This concise and lucidly written book is designed as an introduction to theories of fascism. Martin Kitchen, a distinguished scholar of German history and politics, assesses the rival claims of the main theories. These include those of the Communist International (which had such a significant political impact at the time), the more important of the psychological explanations of fascism, the theories of totalitarianism which dominated western political science in the 1950s and 1960s, the attempt by Ernst Nolte to find a way out of the impasse in which the theory of totalitarianism found itself, theories of fascism as an independent movement of the disgruntled middle classes and, lastly, fascism as a new form of Bonapartism. There is also discussion of the important question of the relationships between fascism and industry, using the examples of Italy and Germany.
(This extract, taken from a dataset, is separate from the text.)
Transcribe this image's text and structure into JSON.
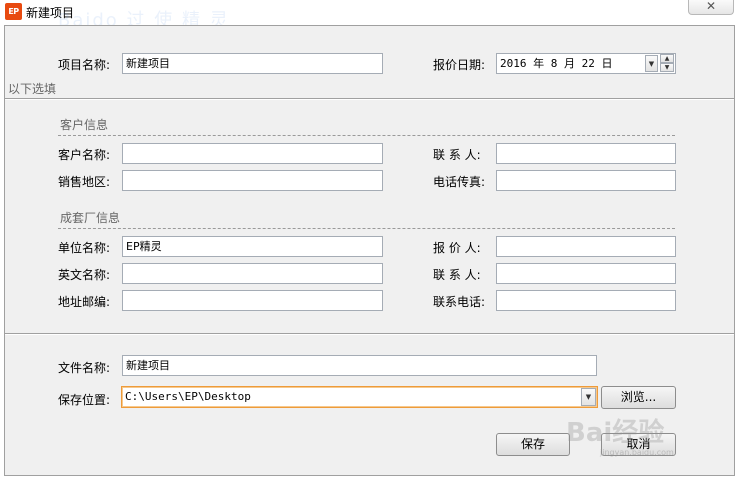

The various theories are discussed under two headings - 'heteronomic' and 'autonomic', the former asserting that fascism is directly produced and determined by capitalism, and the latter arguing that fascism is an independent force. In his final chapter, Martin Kitchen shows how neither sort of theory alone is satisfactory, and that both must play a part in producing a helpful theory. That this can be done is shown in the conclusion where a tentative answer is given to the question 'What is Fascism?'